**Description of the task:**
The entire listing is to be repeated verbatim.

**Supplied records:**
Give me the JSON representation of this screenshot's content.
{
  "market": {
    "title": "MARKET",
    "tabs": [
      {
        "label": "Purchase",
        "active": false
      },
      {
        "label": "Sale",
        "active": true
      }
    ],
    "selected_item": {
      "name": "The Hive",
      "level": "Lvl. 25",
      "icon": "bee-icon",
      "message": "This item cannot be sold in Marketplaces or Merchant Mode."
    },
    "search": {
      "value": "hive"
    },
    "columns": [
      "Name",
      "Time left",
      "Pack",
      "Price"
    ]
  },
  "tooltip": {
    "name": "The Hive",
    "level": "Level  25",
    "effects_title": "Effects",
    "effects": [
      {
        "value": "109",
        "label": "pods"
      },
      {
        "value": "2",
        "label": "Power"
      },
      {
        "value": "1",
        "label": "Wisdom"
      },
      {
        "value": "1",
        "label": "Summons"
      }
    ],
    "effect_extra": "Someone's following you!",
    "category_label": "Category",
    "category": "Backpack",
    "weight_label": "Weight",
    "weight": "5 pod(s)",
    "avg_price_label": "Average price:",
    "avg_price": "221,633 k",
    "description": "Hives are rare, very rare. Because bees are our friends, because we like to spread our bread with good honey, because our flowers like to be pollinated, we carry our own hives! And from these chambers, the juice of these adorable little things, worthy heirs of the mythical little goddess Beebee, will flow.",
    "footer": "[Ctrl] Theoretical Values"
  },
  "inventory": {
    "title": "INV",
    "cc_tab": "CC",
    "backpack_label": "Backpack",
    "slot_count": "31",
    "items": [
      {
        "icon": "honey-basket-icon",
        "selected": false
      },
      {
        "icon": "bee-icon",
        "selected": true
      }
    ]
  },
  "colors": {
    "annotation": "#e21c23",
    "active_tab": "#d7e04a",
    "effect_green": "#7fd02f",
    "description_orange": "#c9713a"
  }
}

**Answer to the exercise:**
Give me the JSON representation of this screenshot's content.
{
  "market": {
    "title": "MARKET",
    "tabs": [
      {
        "label": "Purchase",
        "active": false
      },
      {
        "label": "Sale",
        "active": true
      }
    ],
    "selected_item": {
      "name": "The Hive",
      "level": "Lvl. 25",
      "icon": "bee-icon",
      "message": "This item cannot be sold in Marketplaces or Merchant Mode."
    },
    "search": {
      "value": "hive"
    },
    "columns": [
      "Name",
      "Time left",
      "Pack",
      "Price"
    ]
  },
  "tooltip": {
    "name": "The Hive",
    "level": "Level  25",
    "effects_title": "Effects",
    "effects": [
      {
        "value": "109",
        "label": "pods"
      },
      {
        "value": "2",
        "label": "Power"
      },
      {
        "value": "1",
        "label": "Wisdom"
      },
      {
        "value": "1",
        "label": "Summons"
      }
    ],
    "effect_extra": "Someone's following you!",
    "category_label": "Category",
    "category": "Backpack",
    "weight_label": "Weight",
    "weight": "5 pod(s)",
    "avg_price_label": "Average price:",
    "avg_price": "221,633 k",
    "description": "Hives are rare, very rare. Because bees are our friends, because we like to spread our bread with good honey, because our flowers like to be pollinated, we carry our own hives! And from these chambers, the juice of these adorable little things, worthy heirs of the mythical little goddess Beebee, will flow.",
    "footer": "[Ctrl] Theoretical Values"
  },
  "inventory": {
    "title": "INV",
    "cc_tab": "CC",
    "backpack_label": "Backpack",
    "slot_count": "31",
    "items": [
      {
        "icon": "honey-basket-icon",
        "selected": false
      },
      {
        "icon": "bee-icon",
        "selected": true
      }
    ]
  },
  "colors": {
    "annotation": "#e21c23",
    "active_tab": "#d7e04a",
    "effect_green": "#7fd02f",
    "description_orange": "#c9713a"
  }
}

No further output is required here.